Unfortunately, I don't think my experience with sleep/respiratory medicine specialists is unique. Of the people I've talked to, especially in Sydney, about narcolepsy and how to manage it, all of them have commented about how frustrating their doctors are. At the very least mine took me seriously (I know of people whose doctors have just put their sleepiness down to basically any other excuse except attempting to diagnose the ACTUAL problem) but I'm now at the stage where I have the diagnosis and I do reasonably well on the drugs, but I have peripheral problems which my specialist is unwilling to examine or take into account, instead associating it with other medical issues.
Basically, I'm coping pretty well (damn sight better than last year) but.... I'm not great. And I don't know how much of my current mental/physical state is just to do with having narcolepsy, or if it's something I can act on. My biggest frustration is my focus and my inconsistent cognitive abilities. I would say that, normally, I am intelligent, I can effectively maintain and contribute to a conversation, I'm reasonable, I can hear properly and I am not all that easily distracted. However, more often than not, I find myself:
- irritable (occasionally irrationally so, particular when I'm teaching)
- unable to process what I hear (meaning I ask people repeat things, sometimes 3 or 4 times, or I find myself having to deduce the meaning of a conversation by the little snippets I have actually heard, rather than just processing it in real time)
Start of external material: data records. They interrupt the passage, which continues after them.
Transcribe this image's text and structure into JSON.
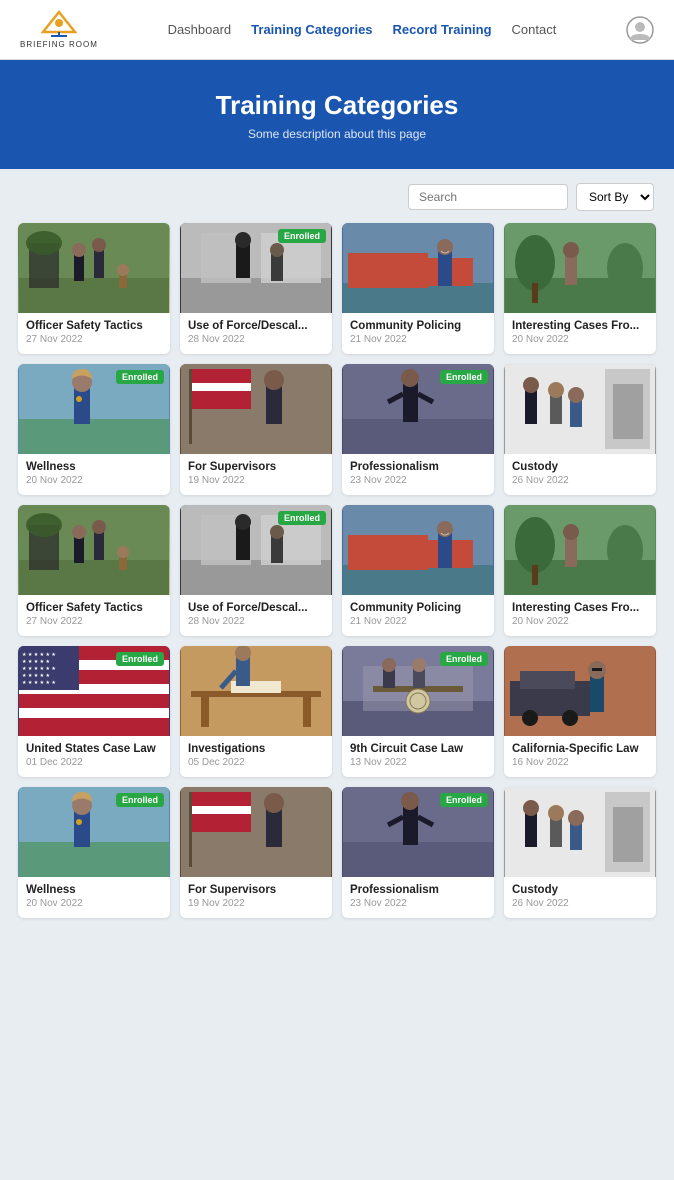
{
  "nav": {
    "logo_text": "BRIEFING ROOM",
    "links": [
      {
        "label": "Dashboard",
        "active": false
      },
      {
        "label": "Training Categories",
        "active": true
      },
      {
        "label": "Record Training",
        "active": false
      },
      {
        "label": "Contact",
        "active": false
      }
    ]
  },
  "hero": {
    "title": "Training Categories",
    "description": "Some description about this page"
  },
  "toolbar": {
    "search_placeholder": "Search",
    "sort_label": "Sort By"
  },
  "cards": [
    {
      "title": "Officer Safety Tactics",
      "date": "27 Nov 2022",
      "enrolled": false,
      "img": "outdoor"
    },
    {
      "title": "Use of Force/Descal...",
      "date": "28 Nov 2022",
      "enrolled": true,
      "img": "dark"
    },
    {
      "title": "Community Policing",
      "date": "21 Nov 2022",
      "enrolled": false,
      "img": "blue"
    },
    {
      "title": "Interesting Cases Fro...",
      "date": "20 Nov 2022",
      "enrolled": false,
      "img": "green"
    },
    {
      "title": "Wellness",
      "date": "20 Nov 2022",
      "enrolled": true,
      "img": "wellness"
    },
    {
      "title": "For Supervisors",
      "date": "19 Nov 2022",
      "enrolled": false,
      "img": "supervisors"
    },
    {
      "title": "Professionalism",
      "date": "23 Nov 2022",
      "enrolled": true,
      "img": "professionalism"
    },
    {
      "title": "Custody",
      "date": "26 Nov 2022",
      "enrolled": false,
      "img": "custody"
    },
    {
      "title": "Officer Safety Tactics",
      "date": "27 Nov 2022",
      "enrolled": false,
      "img": "outdoor"
    },
    {
      "title": "Use of Force/Descal...",
      "date": "28 Nov 2022",
      "enrolled": true,
      "img": "dark"
    },
    {
      "title": "Community Policing",
      "date": "21 Nov 2022",
      "enrolled": false,
      "img": "blue"
    },
    {
      "title": "Interesting Cases Fro...",
      "date": "20 Nov 2022",
      "enrolled": false,
      "img": "green"
    },
    {
      "title": "United States Case Law",
      "date": "01 Dec 2022",
      "enrolled": true,
      "img": "flag"
    },
    {
      "title": "Investigations",
      "date": "05 Dec 2022",
      "enrolled": false,
      "img": "investigation"
    },
    {
      "title": "9th Circuit Case Law",
      "date": "13 Nov 2022",
      "enrolled": true,
      "img": "circuit"
    },
    {
      "title": "California-Specific Law",
      "date": "16 Nov 2022",
      "enrolled": false,
      "img": "california"
    },
    {
      "title": "Wellness",
      "date": "20 Nov 2022",
      "enrolled": true,
      "img": "wellness"
    },
    {
      "title": "For Supervisors",
      "date": "19 Nov 2022",
      "enrolled": false,
      "img": "supervisors"
    },
    {
      "title": "Professionalism",
      "date": "23 Nov 2022",
      "enrolled": true,
      "img": "professionalism"
    },
    {
      "title": "Custody",
      "date": "26 Nov 2022",
      "enrolled": false,
      "img": "custody"
    }
  ],
  "enrolled_badge": "Enrolled"
}
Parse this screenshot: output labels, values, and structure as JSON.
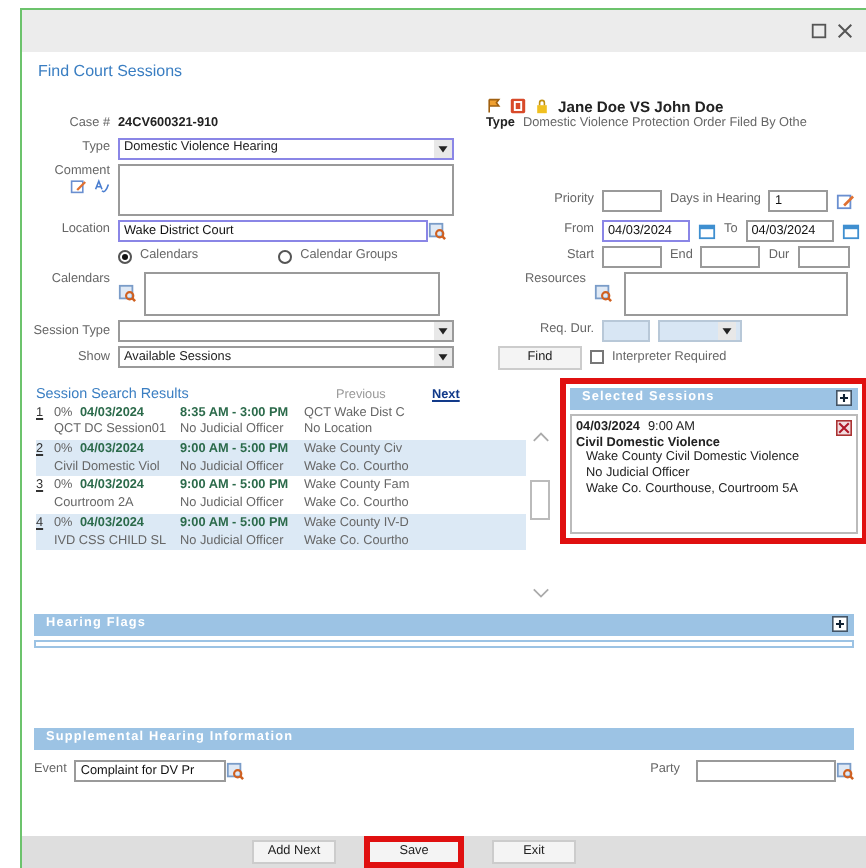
{
  "window": {
    "heading": "Find Court Sessions"
  },
  "case": {
    "parties": "Jane Doe VS John Doe",
    "number_label": "Case #",
    "number": "24CV600321-910",
    "type_label": "Type",
    "type": "Domestic Violence Protection Order Filed By Othe"
  },
  "form": {
    "type": {
      "label": "Type",
      "value": "Domestic Violence Hearing"
    },
    "comment": {
      "label": "Comment"
    },
    "priority": {
      "label": "Priority"
    },
    "days_in_hearing": {
      "label": "Days in Hearing",
      "value": "1"
    },
    "location": {
      "label": "Location",
      "value": "Wake District Court"
    },
    "from": {
      "label": "From",
      "value": "04/03/2024"
    },
    "to": {
      "label": "To",
      "value": "04/03/2024"
    },
    "calendar_mode": [
      {
        "label": "Calendars",
        "selected": true
      },
      {
        "label": "Calendar Groups",
        "selected": false
      }
    ],
    "start": {
      "label": "Start"
    },
    "end": {
      "label": "End"
    },
    "dur": {
      "label": "Dur"
    },
    "calendars": {
      "label": "Calendars"
    },
    "resources": {
      "label": "Resources"
    },
    "session_type": {
      "label": "Session Type"
    },
    "req_dur": {
      "label": "Req. Dur.",
      "disabled": true
    },
    "show": {
      "label": "Show",
      "value": "Available Sessions"
    },
    "find_button": "Find",
    "interpreter_required": {
      "label": "Interpreter Required",
      "checked": false
    }
  },
  "results": {
    "title": "Session Search Results",
    "previous": {
      "label": "Previous",
      "disabled": true
    },
    "next": {
      "label": "Next",
      "disabled": false
    },
    "rows": [
      {
        "number": "1",
        "percent": "0%",
        "date": "04/03/2024",
        "time": "8:35 AM - 3:00 PM",
        "location": "QCT Wake Dist C",
        "session": "QCT DC Session01",
        "officer": "No Judicial Officer",
        "room": "No Location"
      },
      {
        "number": "2",
        "percent": "0%",
        "date": "04/03/2024",
        "time": "9:00 AM - 5:00 PM",
        "location": "Wake County Civ",
        "session": "Civil Domestic Viol",
        "officer": "No Judicial Officer",
        "room": "Wake Co. Courtho"
      },
      {
        "number": "3",
        "percent": "0%",
        "date": "04/03/2024",
        "time": "9:00 AM - 5:00 PM",
        "location": "Wake County Fam",
        "session": "Courtroom 2A",
        "officer": "No Judicial Officer",
        "room": "Wake Co. Courtho"
      },
      {
        "number": "4",
        "percent": "0%",
        "date": "04/03/2024",
        "time": "9:00 AM - 5:00 PM",
        "location": "Wake County IV-D",
        "session": "IVD CSS CHILD SL",
        "officer": "No Judicial Officer",
        "room": "Wake Co. Courtho"
      }
    ]
  },
  "selected_sessions": {
    "title": "Selected Sessions",
    "highlighted": true,
    "items": [
      {
        "date": "04/03/2024",
        "time": "9:00 AM",
        "name": "Civil Domestic Violence",
        "details": [
          "Wake County Civil Domestic Violence",
          "No Judicial Officer",
          "Wake Co. Courthouse, Courtroom 5A"
        ]
      }
    ]
  },
  "hearing_flags": {
    "title": "Hearing Flags"
  },
  "supplemental": {
    "title": "Supplemental Hearing Information",
    "event": {
      "label": "Event",
      "value": "Complaint for DV Pr"
    },
    "party": {
      "label": "Party"
    }
  },
  "buttons": [
    {
      "label": "Add Next",
      "highlighted": false
    },
    {
      "label": "Save",
      "highlighted": true
    },
    {
      "label": "Exit",
      "highlighted": false
    }
  ]
}
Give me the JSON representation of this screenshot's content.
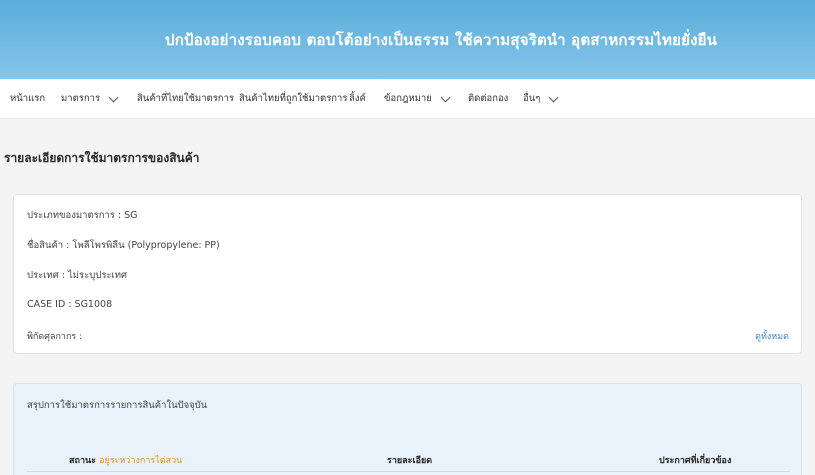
{
  "banner": {
    "title": "ปกป้องอย่างรอบคอบ ตอบโต้อย่างเป็นธรรม ใช้ความสุจริตนำ อุตสาหกรรมไทยยั่งยืน"
  },
  "nav": {
    "home": "หน้าแรก",
    "measures": "มาตรการ",
    "thai_goods_applying": "สินค้าที่ไทยใช้มาตรการ",
    "thai_goods_subjected": "สินค้าไทยที่ถูกใช้มาตรการ",
    "links": "ลิ้งค์",
    "laws": "ข้อกฎหมาย",
    "contact": "ติดต่อกอง",
    "others": "อื่นๆ"
  },
  "page": {
    "heading": "รายละเอียดการใช้มาตรการของสินค้า"
  },
  "details": {
    "measure_type": "ประเภทของมาตรการ : SG",
    "product_name": "ชื่อสินค้า : โพลีโพรพิลีน (Polypropylene: PP)",
    "country": "ประเทศ : ไม่ระบุประเทศ",
    "case_id": "CASE ID : SG1008",
    "tariff_code": "พิกัดศุลกากร :",
    "see_all": "ดูทั้งหมด"
  },
  "summary": {
    "title": "สรุปการใช้มาตรการรายการสินค้าในปัจจุบัน",
    "columns": {
      "status_label": "สถานะ",
      "status_value": "อยู่ระหว่างการไต่สวน",
      "details": "รายละเอียด",
      "announcements": "ประกาศที่เกี่ยวข้อง"
    }
  },
  "colors": {
    "banner": "#74bbe3",
    "link": "#3d84c6",
    "status": "#d69a1e"
  }
}
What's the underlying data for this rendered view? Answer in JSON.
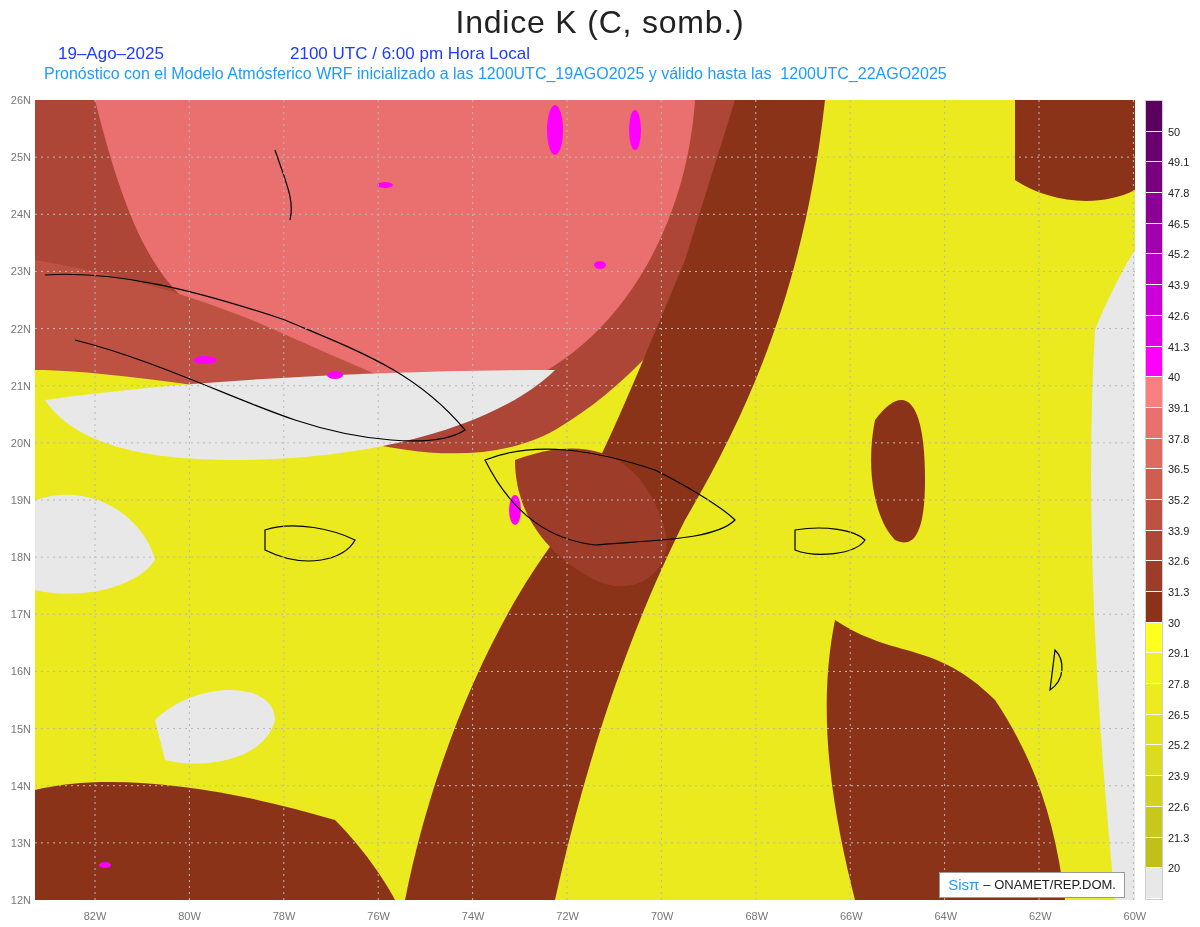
{
  "title": "Indice K (C, somb.)",
  "date": "19–Ago–2025",
  "time": "2100 UTC / 6:00 pm Hora Local",
  "subtitle": "Pronóstico con el Modelo Atmósferico WRF inicializado a las 1200UTC_19AGO2025 y válido hasta las  1200UTC_22AGO2025",
  "lat_labels": [
    "26N",
    "25N",
    "24N",
    "23N",
    "22N",
    "21N",
    "20N",
    "19N",
    "18N",
    "17N",
    "16N",
    "15N",
    "14N",
    "13N",
    "12N"
  ],
  "lon_labels": [
    "82W",
    "80W",
    "78W",
    "76W",
    "74W",
    "72W",
    "70W",
    "68W",
    "66W",
    "64W",
    "62W",
    "60W"
  ],
  "colorbar": [
    {
      "color": "#5a005e",
      "label": "50"
    },
    {
      "color": "#68006e",
      "label": "49.1"
    },
    {
      "color": "#78007e",
      "label": "47.8"
    },
    {
      "color": "#8c0096",
      "label": "46.5"
    },
    {
      "color": "#a000ae",
      "label": "45.2"
    },
    {
      "color": "#b800c6",
      "label": "43.9"
    },
    {
      "color": "#cc00d6",
      "label": "42.6"
    },
    {
      "color": "#e000e6",
      "label": "41.3"
    },
    {
      "color": "#ff00ff",
      "label": "40"
    },
    {
      "color": "#f88080",
      "label": "39.1"
    },
    {
      "color": "#ea7070",
      "label": "37.8"
    },
    {
      "color": "#de6a60",
      "label": "36.5"
    },
    {
      "color": "#ce5e50",
      "label": "35.2"
    },
    {
      "color": "#be5242",
      "label": "33.9"
    },
    {
      "color": "#ad4636",
      "label": "32.6"
    },
    {
      "color": "#9e3c2a",
      "label": "31.3"
    },
    {
      "color": "#8b3318",
      "label": "30"
    },
    {
      "color": "#ffff20",
      "label": "29.1"
    },
    {
      "color": "#f2f220",
      "label": "27.8"
    },
    {
      "color": "#ebeb20",
      "label": "26.5"
    },
    {
      "color": "#e4e41e",
      "label": "25.2"
    },
    {
      "color": "#dcdc1e",
      "label": "23.9"
    },
    {
      "color": "#d3d31e",
      "label": "22.6"
    },
    {
      "color": "#c8c81c",
      "label": "21.3"
    },
    {
      "color": "#c0c018",
      "label": "20"
    },
    {
      "color": "#e8e8e8"
    }
  ],
  "credit": {
    "logo": "Sisπ",
    "text": "– ONAMET/REP.DOM."
  }
}
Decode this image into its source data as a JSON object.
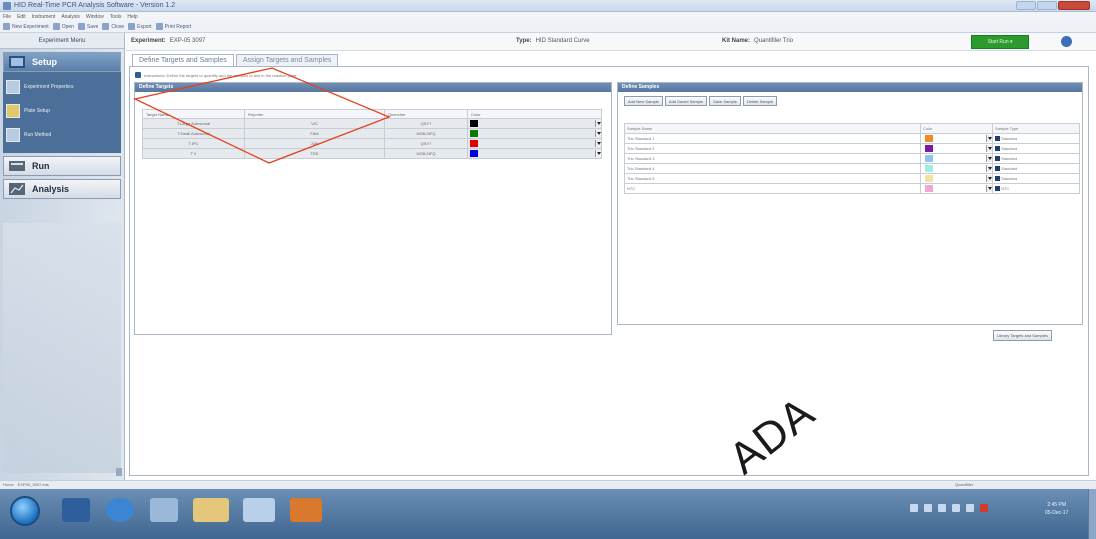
{
  "window": {
    "title": "HID Real-Time PCR Analysis Software - Version 1.2"
  },
  "menu": [
    "File",
    "Edit",
    "Instrument",
    "Analysis",
    "Window",
    "Tools",
    "Help"
  ],
  "toolbar": [
    {
      "label": "New Experiment",
      "icon": "new-icon"
    },
    {
      "label": "Open",
      "icon": "open-icon"
    },
    {
      "label": "Save",
      "icon": "save-icon"
    },
    {
      "label": "Close",
      "icon": "close-doc-icon"
    },
    {
      "label": "Export",
      "icon": "export-icon"
    },
    {
      "label": "Print Report",
      "icon": "print-icon"
    }
  ],
  "sidebar": {
    "header": "Experiment Menu",
    "setup": "Setup",
    "sub_items": [
      "Experiment Properties",
      "Plate Setup",
      "Run Method"
    ],
    "run": "Run",
    "analysis": "Analysis"
  },
  "experiment": {
    "name_label": "Experiment:",
    "name_value": "EXP-05 3097",
    "type_label": "Type:",
    "type_value": "HID Standard Curve",
    "kit_label": "Kit Name:",
    "kit_value": "Quantifiler Trio",
    "start_run": "Start Run"
  },
  "tabs": [
    "Define Targets and Samples",
    "Assign Targets and Samples"
  ],
  "hint": "Instructions: Define the targets to quantify and the samples to test in the reaction plate.",
  "targets": {
    "title": "Define Targets",
    "columns": [
      "Target Name",
      "Reporter",
      "Quencher",
      "Color"
    ],
    "rows": [
      {
        "name": "T.Large Autosomal",
        "reporter": "VIC",
        "quencher": "QSY7",
        "color": "#000000"
      },
      {
        "name": "T.Small Autosomal",
        "reporter": "FAM",
        "quencher": "MGB-NFQ",
        "color": "#0a7a0a"
      },
      {
        "name": "T.IPC",
        "reporter": "JUN",
        "quencher": "QSY7",
        "color": "#e00000"
      },
      {
        "name": "T.Y",
        "reporter": "TED",
        "quencher": "MGB-NFQ",
        "color": "#0000e0"
      }
    ]
  },
  "samples": {
    "title": "Define Samples",
    "buttons": [
      "Add New Sample",
      "Add Saved Sample",
      "Save Sample",
      "Delete Sample"
    ],
    "columns": [
      "Sample Name",
      "Color",
      "Sample Type"
    ],
    "rows": [
      {
        "name": "Trio Standard 1",
        "color": "#f08a24",
        "type": "Standard"
      },
      {
        "name": "Trio Standard 2",
        "color": "#7a1aa8",
        "type": "Standard"
      },
      {
        "name": "Trio Standard 3",
        "color": "#8ec4ea",
        "type": "Standard"
      },
      {
        "name": "Trio Standard 4",
        "color": "#9feee6",
        "type": "Standard"
      },
      {
        "name": "Trio Standard 5",
        "color": "#efe3a4",
        "type": "Standard"
      },
      {
        "name": "NTC",
        "color": "#f2a6d6",
        "type": "NTC"
      }
    ],
    "save_button": "Library Targets and Samples"
  },
  "statusbar": {
    "home": "Home",
    "doc_tab": "EXP05_3097.eds",
    "right": "Quantifiler"
  },
  "watermark": "ADA",
  "clock": {
    "time": "2:45 PM",
    "date": "05-Dec-17"
  },
  "colors": {
    "accent": "#56779f",
    "start_run": "#2c9a2c",
    "annotation": "#e5401a"
  }
}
- having difficulty playing music. This is the MOST irritating thing. I'm a good musician. Not great, not solo quality, but pretty good. My sight-reading skills are ridiculously awesome, and my experience in musical theatre means I have the ability to pick up music pretty quickly after playing through it once or twice - an extremely handy skill to have when playing symphonies etc. Thus it makes me incredibly annoyed when I find myself doing stupid stuff, like miscounting rests, unable to figure out a simple rhythm in a bar, having my fingers splay everywhere as I try to play a slightly complicated passage. When I have trouble playing something difficult, I put it down to lack of practice, but it's missing all the easy things that really makes me annoyed and worried.
They're the three biggest things that worry me. I tried to communicate this to my specialist, but her answer (this time and the last time I brought it up) was that, basically, errors in cognitive functioning aren't related to narcolepsy, they're related to my depression/drugs for that, whatever.
Now... yes, I know she's the doctor. But really... surely a condition that is due to a malfunctioning element of the brain, which negatively affects the sleep process, would surely then in turn have some kind of negative/adverse effect on cognitive functioning? It is well established that the period of sleep for humans is the time when the brain rejuvenates - it reconciles memories, rests, clarifies etc. If narcolepsy means that the normal human sleep process is disrupted/changed, wouldn't that therefore lead to cognitive/behavioural modifications during waking hours? That's my logic, but according the doctor, no. That's not the case. Somehow I just find that hard to accept. But it means that, if my logic is right and the narcolepsy is affecting me in this way, then I still need to change some things about how I'm handling it, in order to make my waking life a little more... normal.